Instructions for the task -
Copy every line of the entries that has the string "accent" in it.

Record set -
┏━━

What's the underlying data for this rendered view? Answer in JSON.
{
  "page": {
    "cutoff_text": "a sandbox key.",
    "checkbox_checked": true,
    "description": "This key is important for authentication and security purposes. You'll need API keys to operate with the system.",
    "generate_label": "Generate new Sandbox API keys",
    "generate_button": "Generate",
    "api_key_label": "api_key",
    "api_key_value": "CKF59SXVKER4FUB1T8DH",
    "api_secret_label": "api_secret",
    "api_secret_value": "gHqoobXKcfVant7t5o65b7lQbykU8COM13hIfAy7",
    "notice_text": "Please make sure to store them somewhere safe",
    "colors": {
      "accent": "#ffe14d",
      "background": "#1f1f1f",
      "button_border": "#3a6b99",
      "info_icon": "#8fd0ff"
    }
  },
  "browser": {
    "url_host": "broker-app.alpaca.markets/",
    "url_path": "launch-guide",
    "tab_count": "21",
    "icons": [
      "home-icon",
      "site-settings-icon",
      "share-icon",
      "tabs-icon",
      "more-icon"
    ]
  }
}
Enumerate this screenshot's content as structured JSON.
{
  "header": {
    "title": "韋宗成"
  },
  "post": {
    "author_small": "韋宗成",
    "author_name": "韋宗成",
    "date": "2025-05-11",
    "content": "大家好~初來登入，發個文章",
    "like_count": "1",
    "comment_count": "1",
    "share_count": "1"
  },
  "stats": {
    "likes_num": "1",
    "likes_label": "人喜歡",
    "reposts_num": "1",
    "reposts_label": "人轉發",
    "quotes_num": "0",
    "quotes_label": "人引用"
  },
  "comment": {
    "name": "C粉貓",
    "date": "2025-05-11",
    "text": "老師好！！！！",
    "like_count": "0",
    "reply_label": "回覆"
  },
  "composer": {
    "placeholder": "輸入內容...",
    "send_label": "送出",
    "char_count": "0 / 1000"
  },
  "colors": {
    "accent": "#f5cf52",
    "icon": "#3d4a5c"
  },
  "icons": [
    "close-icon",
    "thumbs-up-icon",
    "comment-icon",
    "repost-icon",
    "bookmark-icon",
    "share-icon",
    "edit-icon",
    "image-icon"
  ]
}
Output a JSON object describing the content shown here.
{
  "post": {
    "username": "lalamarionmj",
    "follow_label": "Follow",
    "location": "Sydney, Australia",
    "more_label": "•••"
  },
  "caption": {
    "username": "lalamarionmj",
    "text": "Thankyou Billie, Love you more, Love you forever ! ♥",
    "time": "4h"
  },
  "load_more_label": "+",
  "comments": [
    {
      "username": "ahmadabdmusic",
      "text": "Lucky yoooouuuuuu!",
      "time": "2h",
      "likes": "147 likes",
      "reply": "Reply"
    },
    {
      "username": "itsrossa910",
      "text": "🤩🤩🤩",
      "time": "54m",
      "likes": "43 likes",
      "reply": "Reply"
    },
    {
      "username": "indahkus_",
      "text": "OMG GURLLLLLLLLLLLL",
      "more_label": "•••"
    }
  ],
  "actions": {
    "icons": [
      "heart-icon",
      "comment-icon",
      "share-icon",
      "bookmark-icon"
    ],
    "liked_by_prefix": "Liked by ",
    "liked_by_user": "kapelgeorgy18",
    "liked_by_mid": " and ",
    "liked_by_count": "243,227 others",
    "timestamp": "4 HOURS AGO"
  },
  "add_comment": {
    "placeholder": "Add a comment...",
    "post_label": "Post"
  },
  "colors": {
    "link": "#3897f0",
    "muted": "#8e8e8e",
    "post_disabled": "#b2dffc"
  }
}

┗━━
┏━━

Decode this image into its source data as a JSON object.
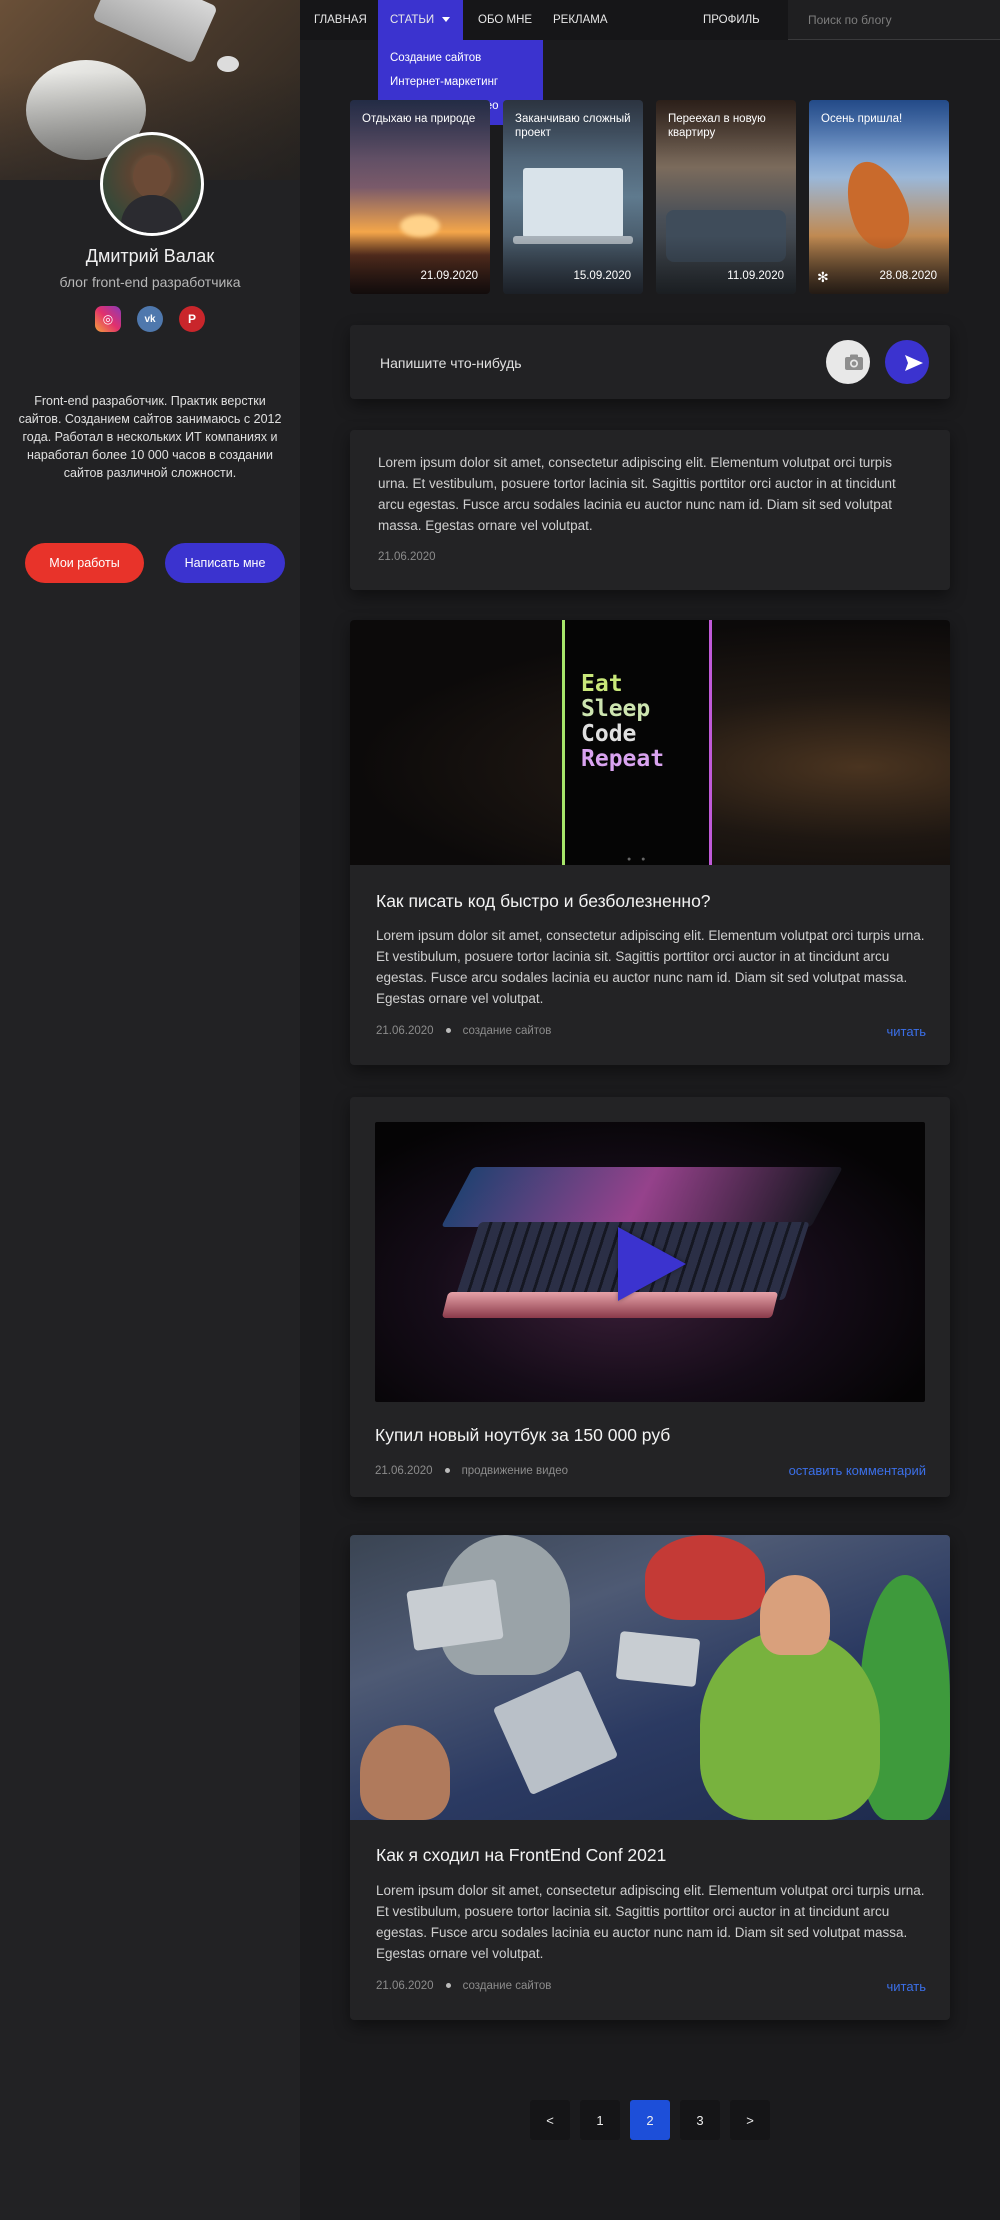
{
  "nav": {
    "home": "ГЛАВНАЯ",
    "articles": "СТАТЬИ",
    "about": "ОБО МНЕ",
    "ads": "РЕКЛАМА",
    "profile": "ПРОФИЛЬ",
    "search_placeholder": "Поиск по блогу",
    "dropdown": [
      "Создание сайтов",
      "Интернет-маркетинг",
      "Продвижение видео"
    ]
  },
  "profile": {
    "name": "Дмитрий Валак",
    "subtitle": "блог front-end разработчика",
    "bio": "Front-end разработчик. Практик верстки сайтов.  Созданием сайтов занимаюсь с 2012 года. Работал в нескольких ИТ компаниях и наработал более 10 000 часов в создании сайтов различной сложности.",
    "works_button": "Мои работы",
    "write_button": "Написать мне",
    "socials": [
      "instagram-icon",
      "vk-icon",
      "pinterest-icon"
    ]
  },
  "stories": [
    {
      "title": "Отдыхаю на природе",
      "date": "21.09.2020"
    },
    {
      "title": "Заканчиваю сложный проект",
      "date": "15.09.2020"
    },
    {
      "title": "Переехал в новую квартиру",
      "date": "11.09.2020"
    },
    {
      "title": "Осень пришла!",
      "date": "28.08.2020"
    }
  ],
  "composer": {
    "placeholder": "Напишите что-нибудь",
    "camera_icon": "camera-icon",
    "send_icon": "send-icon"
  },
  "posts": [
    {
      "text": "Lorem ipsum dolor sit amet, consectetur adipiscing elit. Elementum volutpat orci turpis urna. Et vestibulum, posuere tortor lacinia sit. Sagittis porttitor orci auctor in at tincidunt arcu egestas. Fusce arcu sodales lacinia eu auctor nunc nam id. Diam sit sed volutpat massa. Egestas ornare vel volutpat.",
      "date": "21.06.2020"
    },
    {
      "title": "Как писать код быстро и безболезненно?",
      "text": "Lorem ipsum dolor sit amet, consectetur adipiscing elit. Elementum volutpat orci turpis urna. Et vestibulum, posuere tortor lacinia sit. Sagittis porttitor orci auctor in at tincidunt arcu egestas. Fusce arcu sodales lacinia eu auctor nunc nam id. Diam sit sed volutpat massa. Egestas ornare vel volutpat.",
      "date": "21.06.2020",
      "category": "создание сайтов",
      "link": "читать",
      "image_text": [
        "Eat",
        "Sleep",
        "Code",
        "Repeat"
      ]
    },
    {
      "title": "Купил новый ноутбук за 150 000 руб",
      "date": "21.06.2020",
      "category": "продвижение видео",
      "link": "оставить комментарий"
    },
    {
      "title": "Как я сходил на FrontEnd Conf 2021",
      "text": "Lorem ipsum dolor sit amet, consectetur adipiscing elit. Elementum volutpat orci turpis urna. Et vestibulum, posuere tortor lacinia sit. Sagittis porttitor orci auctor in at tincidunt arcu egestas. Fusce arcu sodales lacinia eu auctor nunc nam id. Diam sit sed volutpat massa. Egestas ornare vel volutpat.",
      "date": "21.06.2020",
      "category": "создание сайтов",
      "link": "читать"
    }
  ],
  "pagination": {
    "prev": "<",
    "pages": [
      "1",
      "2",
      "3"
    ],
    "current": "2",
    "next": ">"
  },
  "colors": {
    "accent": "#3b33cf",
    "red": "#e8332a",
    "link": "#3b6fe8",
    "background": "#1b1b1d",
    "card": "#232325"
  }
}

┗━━

Reply to the exercise -
      "accent": "#ffe14d",
    "accent": "#f5cf52",
    "accent": "#3b33cf",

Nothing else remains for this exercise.